*** Begin section ***
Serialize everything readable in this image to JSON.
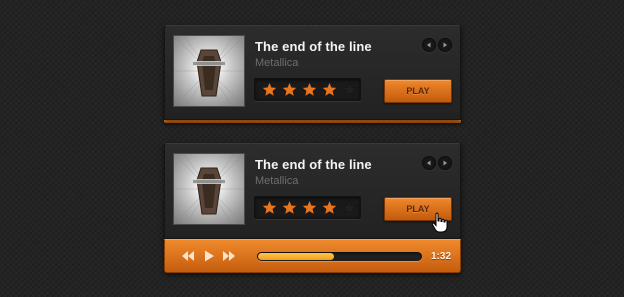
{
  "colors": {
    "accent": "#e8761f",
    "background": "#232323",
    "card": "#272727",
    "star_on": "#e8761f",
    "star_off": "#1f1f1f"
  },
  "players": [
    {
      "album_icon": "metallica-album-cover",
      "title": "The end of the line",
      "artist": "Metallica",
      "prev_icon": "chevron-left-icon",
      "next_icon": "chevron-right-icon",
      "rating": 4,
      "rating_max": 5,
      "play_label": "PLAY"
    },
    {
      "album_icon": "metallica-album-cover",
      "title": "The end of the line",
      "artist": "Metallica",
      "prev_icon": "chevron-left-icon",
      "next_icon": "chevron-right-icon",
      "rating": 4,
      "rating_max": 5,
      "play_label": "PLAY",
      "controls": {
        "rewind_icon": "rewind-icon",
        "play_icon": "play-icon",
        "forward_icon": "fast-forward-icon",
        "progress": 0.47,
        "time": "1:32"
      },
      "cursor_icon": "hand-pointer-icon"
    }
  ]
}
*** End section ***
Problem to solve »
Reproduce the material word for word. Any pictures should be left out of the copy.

Answer below »
Serialize everything readable in this image to JSON.
{
  "colors": {
    "accent": "#e8761f",
    "background": "#232323",
    "card": "#272727",
    "star_on": "#e8761f",
    "star_off": "#1f1f1f"
  },
  "players": [
    {
      "album_icon": "metallica-album-cover",
      "title": "The end of the line",
      "artist": "Metallica",
      "prev_icon": "chevron-left-icon",
      "next_icon": "chevron-right-icon",
      "rating": 4,
      "rating_max": 5,
      "play_label": "PLAY"
    },
    {
      "album_icon": "metallica-album-cover",
      "title": "The end of the line",
      "artist": "Metallica",
      "prev_icon": "chevron-left-icon",
      "next_icon": "chevron-right-icon",
      "rating": 4,
      "rating_max": 5,
      "play_label": "PLAY",
      "controls": {
        "rewind_icon": "rewind-icon",
        "play_icon": "play-icon",
        "forward_icon": "fast-forward-icon",
        "progress": 0.47,
        "time": "1:32"
      },
      "cursor_icon": "hand-pointer-icon"
    }
  ]
}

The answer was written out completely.